(Excerpts from an interface dataset)
=== Begin Enclosure ===

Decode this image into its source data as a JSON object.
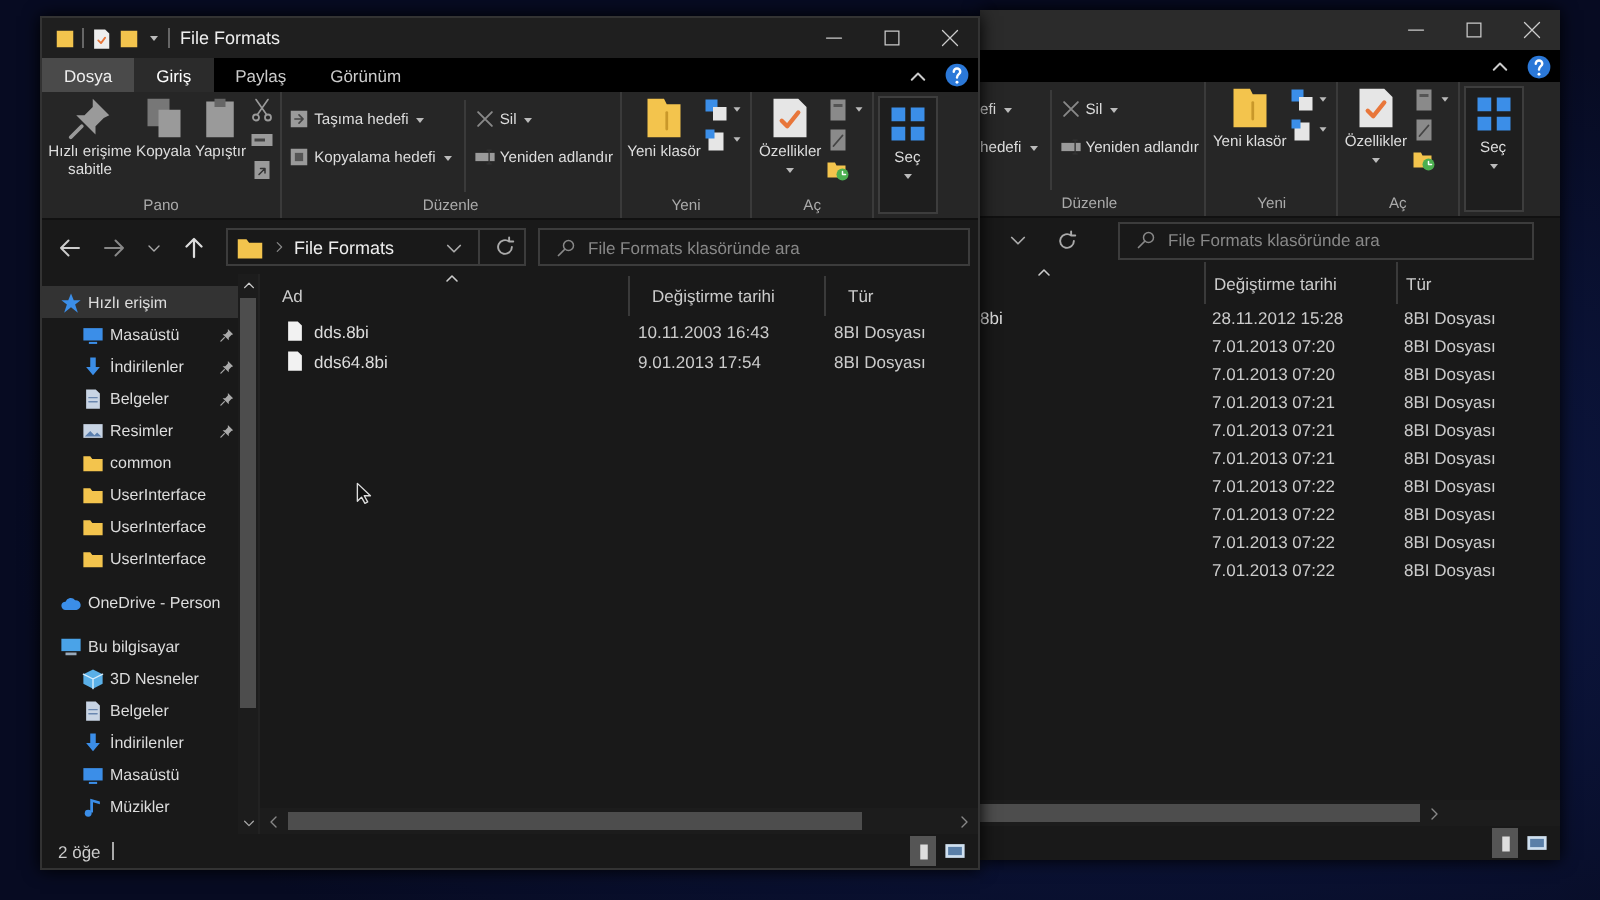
{
  "back_window": {
    "ribbon": [
      {
        "label": "Düzenle",
        "kind": "plain",
        "columns": [
          {
            "kind": "stack",
            "entries": [
              {
                "label": "efi"
              },
              {
                "label": "hedefi"
              }
            ]
          },
          {
            "kind": "divider"
          },
          {
            "kind": "stack",
            "entries": [
              {
                "label": "Sil"
              },
              {
                "label": "Yeniden adlandır"
              }
            ]
          }
        ]
      },
      {
        "label": "Yeni",
        "kind": "plain",
        "columns": [
          {
            "kind": "large",
            "label": "Yeni klasör"
          },
          {
            "kind": "icons"
          }
        ]
      },
      {
        "label": "Aç",
        "kind": "plain",
        "columns": [
          {
            "kind": "large",
            "label": "Özellikler"
          },
          {
            "kind": "icons"
          }
        ]
      },
      {
        "kind": "boxed",
        "columns": [
          {
            "kind": "large",
            "label": "Seç"
          }
        ]
      }
    ],
    "search": {
      "placeholder": "File Formats klasöründe ara"
    },
    "columns": [
      "Değiştirme tarihi",
      "Tür"
    ],
    "rows": [
      {
        "name": "8bi",
        "date": "28.11.2012 15:28",
        "type": "8BI Dosyası"
      },
      {
        "date": "7.01.2013 07:20",
        "type": "8BI Dosyası"
      },
      {
        "date": "7.01.2013 07:20",
        "type": "8BI Dosyası"
      },
      {
        "date": "7.01.2013 07:21",
        "type": "8BI Dosyası"
      },
      {
        "date": "7.01.2013 07:21",
        "type": "8BI Dosyası"
      },
      {
        "date": "7.01.2013 07:21",
        "type": "8BI Dosyası"
      },
      {
        "date": "7.01.2013 07:22",
        "type": "8BI Dosyası"
      },
      {
        "date": "7.01.2013 07:22",
        "type": "8BI Dosyası"
      },
      {
        "date": "7.01.2013 07:22",
        "type": "8BI Dosyası"
      },
      {
        "date": "7.01.2013 07:22",
        "type": "8BI Dosyası"
      }
    ]
  },
  "front_window": {
    "title": "File Formats",
    "tabs": [
      {
        "label": "Dosya",
        "kind": "file",
        "selected": false
      },
      {
        "label": "Giriş",
        "kind": "tab",
        "selected": true
      },
      {
        "label": "Paylaş",
        "kind": "tab",
        "selected": false
      },
      {
        "label": "Görünüm",
        "kind": "tab",
        "selected": false
      }
    ],
    "ribbon": [
      {
        "label": "Pano",
        "kind": "plain",
        "columns": [
          {
            "kind": "large",
            "label": "Hızlı erişime sabitle"
          },
          {
            "kind": "large",
            "label": "Kopyala"
          },
          {
            "kind": "large",
            "label": "Yapıştır"
          },
          {
            "kind": "icons"
          }
        ]
      },
      {
        "label": "Düzenle",
        "kind": "plain",
        "columns": [
          {
            "kind": "stack",
            "entries": [
              {
                "label": "Taşıma hedefi"
              },
              {
                "label": "Kopyalama hedefi"
              }
            ]
          },
          {
            "kind": "divider"
          },
          {
            "kind": "stack",
            "entries": [
              {
                "label": "Sil"
              },
              {
                "label": "Yeniden adlandır"
              }
            ]
          }
        ]
      },
      {
        "label": "Yeni",
        "kind": "plain",
        "columns": [
          {
            "kind": "large",
            "label": "Yeni klasör"
          },
          {
            "kind": "icons"
          }
        ]
      },
      {
        "label": "Aç",
        "kind": "plain",
        "columns": [
          {
            "kind": "large",
            "label": "Özellikler"
          },
          {
            "kind": "icons"
          }
        ]
      },
      {
        "kind": "boxed",
        "columns": [
          {
            "kind": "large",
            "label": "Seç"
          }
        ]
      }
    ],
    "address": "File Formats",
    "search": {
      "placeholder": "File Formats klasöründe ara"
    },
    "sidebar": [
      {
        "label": "Hızlı erişim",
        "selected": true,
        "children": [
          {
            "label": "Masaüstü",
            "pinned": true,
            "selected": false
          },
          {
            "label": "İndirilenler",
            "pinned": true,
            "selected": false
          },
          {
            "label": "Belgeler",
            "pinned": true,
            "selected": false
          },
          {
            "label": "Resimler",
            "pinned": true,
            "selected": false
          },
          {
            "label": "common",
            "pinned": false,
            "selected": false
          },
          {
            "label": "UserInterface",
            "pinned": false,
            "selected": false
          },
          {
            "label": "UserInterface",
            "pinned": false,
            "selected": false
          },
          {
            "label": "UserInterface",
            "pinned": false,
            "selected": false
          }
        ]
      },
      {
        "label": "OneDrive - Person",
        "selected": false
      },
      {
        "label": "Bu bilgisayar",
        "selected": false,
        "children": [
          {
            "label": "3D Nesneler",
            "pinned": false,
            "selected": false
          },
          {
            "label": "Belgeler",
            "pinned": false,
            "selected": false
          },
          {
            "label": "İndirilenler",
            "pinned": false,
            "selected": false
          },
          {
            "label": "Masaüstü",
            "pinned": false,
            "selected": false
          },
          {
            "label": "Müzikler",
            "pinned": false,
            "selected": false
          }
        ]
      }
    ],
    "columns": [
      "Ad",
      "Değiştirme tarihi",
      "Tür"
    ],
    "rows": [
      {
        "name": "dds.8bi",
        "date": "10.11.2003 16:43",
        "type": "8BI Dosyası"
      },
      {
        "name": "dds64.8bi",
        "date": "9.01.2013 17:54",
        "type": "8BI Dosyası"
      }
    ],
    "status": "2 öğe"
  }
}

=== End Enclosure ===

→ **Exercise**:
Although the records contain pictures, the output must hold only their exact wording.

→ **Answer to the problem**:
Decode this image into its source data as a JSON object.
{
  "back_window": {
    "ribbon": [
      {
        "label": "Düzenle",
        "kind": "plain",
        "columns": [
          {
            "kind": "stack",
            "entries": [
              {
                "label": "efi"
              },
              {
                "label": "hedefi"
              }
            ]
          },
          {
            "kind": "divider"
          },
          {
            "kind": "stack",
            "entries": [
              {
                "label": "Sil"
              },
              {
                "label": "Yeniden adlandır"
              }
            ]
          }
        ]
      },
      {
        "label": "Yeni",
        "kind": "plain",
        "columns": [
          {
            "kind": "large",
            "label": "Yeni klasör"
          },
          {
            "kind": "icons"
          }
        ]
      },
      {
        "label": "Aç",
        "kind": "plain",
        "columns": [
          {
            "kind": "large",
            "label": "Özellikler"
          },
          {
            "kind": "icons"
          }
        ]
      },
      {
        "kind": "boxed",
        "columns": [
          {
            "kind": "large",
            "label": "Seç"
          }
        ]
      }
    ],
    "search": {
      "placeholder": "File Formats klasöründe ara"
    },
    "columns": [
      "Değiştirme tarihi",
      "Tür"
    ],
    "rows": [
      {
        "name": "8bi",
        "date": "28.11.2012 15:28",
        "type": "8BI Dosyası"
      },
      {
        "date": "7.01.2013 07:20",
        "type": "8BI Dosyası"
      },
      {
        "date": "7.01.2013 07:20",
        "type": "8BI Dosyası"
      },
      {
        "date": "7.01.2013 07:21",
        "type": "8BI Dosyası"
      },
      {
        "date": "7.01.2013 07:21",
        "type": "8BI Dosyası"
      },
      {
        "date": "7.01.2013 07:21",
        "type": "8BI Dosyası"
      },
      {
        "date": "7.01.2013 07:22",
        "type": "8BI Dosyası"
      },
      {
        "date": "7.01.2013 07:22",
        "type": "8BI Dosyası"
      },
      {
        "date": "7.01.2013 07:22",
        "type": "8BI Dosyası"
      },
      {
        "date": "7.01.2013 07:22",
        "type": "8BI Dosyası"
      }
    ]
  },
  "front_window": {
    "title": "File Formats",
    "tabs": [
      {
        "label": "Dosya",
        "kind": "file",
        "selected": false
      },
      {
        "label": "Giriş",
        "kind": "tab",
        "selected": true
      },
      {
        "label": "Paylaş",
        "kind": "tab",
        "selected": false
      },
      {
        "label": "Görünüm",
        "kind": "tab",
        "selected": false
      }
    ],
    "ribbon": [
      {
        "label": "Pano",
        "kind": "plain",
        "columns": [
          {
            "kind": "large",
            "label": "Hızlı erişime sabitle"
          },
          {
            "kind": "large",
            "label": "Kopyala"
          },
          {
            "kind": "large",
            "label": "Yapıştır"
          },
          {
            "kind": "icons"
          }
        ]
      },
      {
        "label": "Düzenle",
        "kind": "plain",
        "columns": [
          {
            "kind": "stack",
            "entries": [
              {
                "label": "Taşıma hedefi"
              },
              {
                "label": "Kopyalama hedefi"
              }
            ]
          },
          {
            "kind": "divider"
          },
          {
            "kind": "stack",
            "entries": [
              {
                "label": "Sil"
              },
              {
                "label": "Yeniden adlandır"
              }
            ]
          }
        ]
      },
      {
        "label": "Yeni",
        "kind": "plain",
        "columns": [
          {
            "kind": "large",
            "label": "Yeni klasör"
          },
          {
            "kind": "icons"
          }
        ]
      },
      {
        "label": "Aç",
        "kind": "plain",
        "columns": [
          {
            "kind": "large",
            "label": "Özellikler"
          },
          {
            "kind": "icons"
          }
        ]
      },
      {
        "kind": "boxed",
        "columns": [
          {
            "kind": "large",
            "label": "Seç"
          }
        ]
      }
    ],
    "address": "File Formats",
    "search": {
      "placeholder": "File Formats klasöründe ara"
    },
    "sidebar": [
      {
        "label": "Hızlı erişim",
        "selected": true,
        "children": [
          {
            "label": "Masaüstü",
            "pinned": true,
            "selected": false
          },
          {
            "label": "İndirilenler",
            "pinned": true,
            "selected": false
          },
          {
            "label": "Belgeler",
            "pinned": true,
            "selected": false
          },
          {
            "label": "Resimler",
            "pinned": true,
            "selected": false
          },
          {
            "label": "common",
            "pinned": false,
            "selected": false
          },
          {
            "label": "UserInterface",
            "pinned": false,
            "selected": false
          },
          {
            "label": "UserInterface",
            "pinned": false,
            "selected": false
          },
          {
            "label": "UserInterface",
            "pinned": false,
            "selected": false
          }
        ]
      },
      {
        "label": "OneDrive - Person",
        "selected": false
      },
      {
        "label": "Bu bilgisayar",
        "selected": false,
        "children": [
          {
            "label": "3D Nesneler",
            "pinned": false,
            "selected": false
          },
          {
            "label": "Belgeler",
            "pinned": false,
            "selected": false
          },
          {
            "label": "İndirilenler",
            "pinned": false,
            "selected": false
          },
          {
            "label": "Masaüstü",
            "pinned": false,
            "selected": false
          },
          {
            "label": "Müzikler",
            "pinned": false,
            "selected": false
          }
        ]
      }
    ],
    "columns": [
      "Ad",
      "Değiştirme tarihi",
      "Tür"
    ],
    "rows": [
      {
        "name": "dds.8bi",
        "date": "10.11.2003 16:43",
        "type": "8BI Dosyası"
      },
      {
        "name": "dds64.8bi",
        "date": "9.01.2013 17:54",
        "type": "8BI Dosyası"
      }
    ],
    "status": "2 öğe"
  }
}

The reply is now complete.